Repeat, exactly and completely, the entries shown underneath.

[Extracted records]
==============================
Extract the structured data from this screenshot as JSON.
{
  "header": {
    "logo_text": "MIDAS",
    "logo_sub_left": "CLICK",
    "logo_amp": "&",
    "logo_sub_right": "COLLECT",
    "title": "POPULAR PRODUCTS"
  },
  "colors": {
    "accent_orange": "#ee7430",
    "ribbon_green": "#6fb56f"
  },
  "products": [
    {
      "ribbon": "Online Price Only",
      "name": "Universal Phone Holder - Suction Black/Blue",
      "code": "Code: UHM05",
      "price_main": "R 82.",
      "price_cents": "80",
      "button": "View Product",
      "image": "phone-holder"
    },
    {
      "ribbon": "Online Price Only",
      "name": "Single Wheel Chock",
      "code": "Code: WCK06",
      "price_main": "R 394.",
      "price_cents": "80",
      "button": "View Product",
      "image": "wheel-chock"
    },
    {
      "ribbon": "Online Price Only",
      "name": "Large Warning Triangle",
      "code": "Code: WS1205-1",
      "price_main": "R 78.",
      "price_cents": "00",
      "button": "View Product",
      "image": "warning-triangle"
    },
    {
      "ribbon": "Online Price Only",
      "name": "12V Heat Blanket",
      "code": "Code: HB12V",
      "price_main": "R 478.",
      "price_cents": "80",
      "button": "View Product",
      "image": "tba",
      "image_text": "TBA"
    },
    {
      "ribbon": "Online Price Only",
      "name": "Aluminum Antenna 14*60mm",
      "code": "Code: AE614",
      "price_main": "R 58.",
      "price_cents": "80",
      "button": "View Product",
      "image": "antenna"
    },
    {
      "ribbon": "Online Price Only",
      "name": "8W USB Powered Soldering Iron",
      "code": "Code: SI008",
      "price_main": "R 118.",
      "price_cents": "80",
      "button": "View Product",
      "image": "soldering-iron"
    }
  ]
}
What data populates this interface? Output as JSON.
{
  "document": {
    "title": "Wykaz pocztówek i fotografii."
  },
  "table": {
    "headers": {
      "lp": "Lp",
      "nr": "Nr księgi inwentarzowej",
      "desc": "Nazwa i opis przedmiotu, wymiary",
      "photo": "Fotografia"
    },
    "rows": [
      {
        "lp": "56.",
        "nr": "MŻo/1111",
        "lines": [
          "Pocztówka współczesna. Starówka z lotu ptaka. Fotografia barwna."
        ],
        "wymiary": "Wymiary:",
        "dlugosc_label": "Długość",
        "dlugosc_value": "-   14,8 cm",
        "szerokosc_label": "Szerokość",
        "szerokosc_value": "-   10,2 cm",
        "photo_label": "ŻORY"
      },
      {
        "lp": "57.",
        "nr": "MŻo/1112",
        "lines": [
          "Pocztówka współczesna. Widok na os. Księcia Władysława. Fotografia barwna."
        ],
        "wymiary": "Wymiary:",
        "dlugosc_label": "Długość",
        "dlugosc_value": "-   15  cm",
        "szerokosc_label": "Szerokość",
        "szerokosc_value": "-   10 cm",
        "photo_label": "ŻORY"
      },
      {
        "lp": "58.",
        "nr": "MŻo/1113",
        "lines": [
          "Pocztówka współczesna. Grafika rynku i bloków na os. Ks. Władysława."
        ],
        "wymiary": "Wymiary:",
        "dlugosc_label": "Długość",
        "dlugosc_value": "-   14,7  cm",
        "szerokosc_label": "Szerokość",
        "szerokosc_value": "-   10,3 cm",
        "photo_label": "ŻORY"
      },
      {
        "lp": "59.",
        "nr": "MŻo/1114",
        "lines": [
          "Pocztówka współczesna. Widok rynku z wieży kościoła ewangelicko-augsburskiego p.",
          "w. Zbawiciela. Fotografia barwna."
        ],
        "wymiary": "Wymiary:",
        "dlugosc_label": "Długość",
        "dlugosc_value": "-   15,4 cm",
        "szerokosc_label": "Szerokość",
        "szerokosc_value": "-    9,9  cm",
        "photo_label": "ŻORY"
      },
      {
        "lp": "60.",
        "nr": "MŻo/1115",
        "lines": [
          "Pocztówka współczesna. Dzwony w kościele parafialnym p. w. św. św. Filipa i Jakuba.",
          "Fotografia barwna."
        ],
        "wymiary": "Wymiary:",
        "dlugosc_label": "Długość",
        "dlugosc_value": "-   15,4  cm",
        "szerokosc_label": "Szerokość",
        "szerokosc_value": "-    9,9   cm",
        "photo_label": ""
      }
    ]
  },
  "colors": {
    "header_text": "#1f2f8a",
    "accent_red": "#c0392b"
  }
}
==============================
[Answer box]
Extract the structured data from this screenshot as JSON.
{
  "header": {
    "logo_text": "MIDAS",
    "logo_sub_left": "CLICK",
    "logo_amp": "&",
    "logo_sub_right": "COLLECT",
    "title": "POPULAR PRODUCTS"
  },
  "colors": {
    "accent_orange": "#ee7430",
    "ribbon_green": "#6fb56f"
  },
  "products": [
    {
      "ribbon": "Online Price Only",
      "name": "Universal Phone Holder - Suction Black/Blue",
      "code": "Code: UHM05",
      "price_main": "R 82.",
      "price_cents": "80",
      "button": "View Product",
      "image": "phone-holder"
    },
    {
      "ribbon": "Online Price Only",
      "name": "Single Wheel Chock",
      "code": "Code: WCK06",
      "price_main": "R 394.",
      "price_cents": "80",
      "button": "View Product",
      "image": "wheel-chock"
    },
    {
      "ribbon": "Online Price Only",
      "name": "Large Warning Triangle",
      "code": "Code: WS1205-1",
      "price_main": "R 78.",
      "price_cents": "00",
      "button": "View Product",
      "image": "warning-triangle"
    },
    {
      "ribbon": "Online Price Only",
      "name": "12V Heat Blanket",
      "code": "Code: HB12V",
      "price_main": "R 478.",
      "price_cents": "80",
      "button": "View Product",
      "image": "tba",
      "image_text": "TBA"
    },
    {
      "ribbon": "Online Price Only",
      "name": "Aluminum Antenna 14*60mm",
      "code": "Code: AE614",
      "price_main": "R 58.",
      "price_cents": "80",
      "button": "View Product",
      "image": "antenna"
    },
    {
      "ribbon": "Online Price Only",
      "name": "8W USB Powered Soldering Iron",
      "code": "Code: SI008",
      "price_main": "R 118.",
      "price_cents": "80",
      "button": "View Product",
      "image": "soldering-iron"
    }
  ]
}
What data populates this interface? Output as JSON.
{
  "document": {
    "title": "Wykaz pocztówek i fotografii."
  },
  "table": {
    "headers": {
      "lp": "Lp",
      "nr": "Nr księgi inwentarzowej",
      "desc": "Nazwa i opis przedmiotu, wymiary",
      "photo": "Fotografia"
    },
    "rows": [
      {
        "lp": "56.",
        "nr": "MŻo/1111",
        "lines": [
          "Pocztówka współczesna. Starówka z lotu ptaka. Fotografia barwna."
        ],
        "wymiary": "Wymiary:",
        "dlugosc_label": "Długość",
        "dlugosc_value": "-   14,8 cm",
        "szerokosc_label": "Szerokość",
        "szerokosc_value": "-   10,2 cm",
        "photo_label": "ŻORY"
      },
      {
        "lp": "57.",
        "nr": "MŻo/1112",
        "lines": [
          "Pocztówka współczesna. Widok na os. Księcia Władysława. Fotografia barwna."
        ],
        "wymiary": "Wymiary:",
        "dlugosc_label": "Długość",
        "dlugosc_value": "-   15  cm",
        "szerokosc_label": "Szerokość",
        "szerokosc_value": "-   10 cm",
        "photo_label": "ŻORY"
      },
      {
        "lp": "58.",
        "nr": "MŻo/1113",
        "lines": [
          "Pocztówka współczesna. Grafika rynku i bloków na os. Ks. Władysława."
        ],
        "wymiary": "Wymiary:",
        "dlugosc_label": "Długość",
        "dlugosc_value": "-   14,7  cm",
        "szerokosc_label": "Szerokość",
        "szerokosc_value": "-   10,3 cm",
        "photo_label": "ŻORY"
      },
      {
        "lp": "59.",
        "nr": "MŻo/1114",
        "lines": [
          "Pocztówka współczesna. Widok rynku z wieży kościoła ewangelicko-augsburskiego p.",
          "w. Zbawiciela. Fotografia barwna."
        ],
        "wymiary": "Wymiary:",
        "dlugosc_label": "Długość",
        "dlugosc_value": "-   15,4 cm",
        "szerokosc_label": "Szerokość",
        "szerokosc_value": "-    9,9  cm",
        "photo_label": "ŻORY"
      },
      {
        "lp": "60.",
        "nr": "MŻo/1115",
        "lines": [
          "Pocztówka współczesna. Dzwony w kościele parafialnym p. w. św. św. Filipa i Jakuba.",
          "Fotografia barwna."
        ],
        "wymiary": "Wymiary:",
        "dlugosc_label": "Długość",
        "dlugosc_value": "-   15,4  cm",
        "szerokosc_label": "Szerokość",
        "szerokosc_value": "-    9,9   cm",
        "photo_label": ""
      }
    ]
  },
  "colors": {
    "header_text": "#1f2f8a",
    "accent_red": "#c0392b"
  }
}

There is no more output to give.